This seemed to bring Cr Melky around: by looking at the variance between reported surplus and actual surplus last year, council could have a clearer idea of the money available.
Cr Glen Auricht in the chair of the committees meeting, somehow summed up this discussion as “we are all agreed this a very good project to move with” and “it’s got the support of the whole group”. Once they had the financial information, they could “hand it over” to the Director of Technical Services.
Cr Banks did her best to make the case for her dissenting view and brought it up again in last night’s ordinary meeting: council knows the NT Government has a heat map report that identifies high heat areas across CBD, wouldn’t it be valuable before it spends money planting expensive mature trees to look at the whole picture. (Cr Melky said, from memory, that the cost per mature tree would be $7000 to $8000.)

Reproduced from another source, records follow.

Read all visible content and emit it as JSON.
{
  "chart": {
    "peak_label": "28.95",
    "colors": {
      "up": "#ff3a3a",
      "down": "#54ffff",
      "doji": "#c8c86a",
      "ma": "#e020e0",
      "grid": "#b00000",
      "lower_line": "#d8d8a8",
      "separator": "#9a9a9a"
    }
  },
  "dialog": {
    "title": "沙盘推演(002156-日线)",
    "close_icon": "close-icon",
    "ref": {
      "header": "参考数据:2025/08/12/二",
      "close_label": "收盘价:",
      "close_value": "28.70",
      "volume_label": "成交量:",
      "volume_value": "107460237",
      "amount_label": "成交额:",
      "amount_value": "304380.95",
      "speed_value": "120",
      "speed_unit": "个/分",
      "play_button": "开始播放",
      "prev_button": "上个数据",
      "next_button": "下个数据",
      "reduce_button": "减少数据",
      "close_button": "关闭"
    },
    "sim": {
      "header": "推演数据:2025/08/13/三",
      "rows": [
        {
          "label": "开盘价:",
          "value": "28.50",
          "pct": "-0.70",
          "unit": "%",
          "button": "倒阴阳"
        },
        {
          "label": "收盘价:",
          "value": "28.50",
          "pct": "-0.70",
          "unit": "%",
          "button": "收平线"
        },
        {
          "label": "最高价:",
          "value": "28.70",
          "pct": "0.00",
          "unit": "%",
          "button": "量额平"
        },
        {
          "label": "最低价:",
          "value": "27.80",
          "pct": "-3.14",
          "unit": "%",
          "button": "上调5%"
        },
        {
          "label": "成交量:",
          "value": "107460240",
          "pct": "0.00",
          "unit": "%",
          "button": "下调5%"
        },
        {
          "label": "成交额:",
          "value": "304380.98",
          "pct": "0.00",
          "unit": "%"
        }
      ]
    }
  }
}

Cr Banks wanted the recommendation before council to be specific about using the heat map.
Cr Cocking agreed: council could end up doing a trial down Bath St, but he wanted to make sure it was done in a strategic way.
Mayor Ryan, however, would not brook any changes and he had the support of Crs Auricht, de Brenni, Paterson and Jacinta Price, who was attending the meeting by phone. Cr de Brenni called for a division and this was the predictable split.
The resolution itself doesn’t specify Bath Street: “That the Director Technical Services provide a report to Council in regard to shading streets with trees, for heat mitigation, in consultation with the Acting Director Finance to determine an appropriate budget line.”
However, if the report confirms there is money available, Bath Street will be the go, as that was the mood of the chamber: It would be a “public display of council providing heat mitigation and a shady street”, said Cr Auricht, and the view of the strip from Anzac Hill “would be amazing”, according to Cr de Brenni.
By KIERAN FINNANE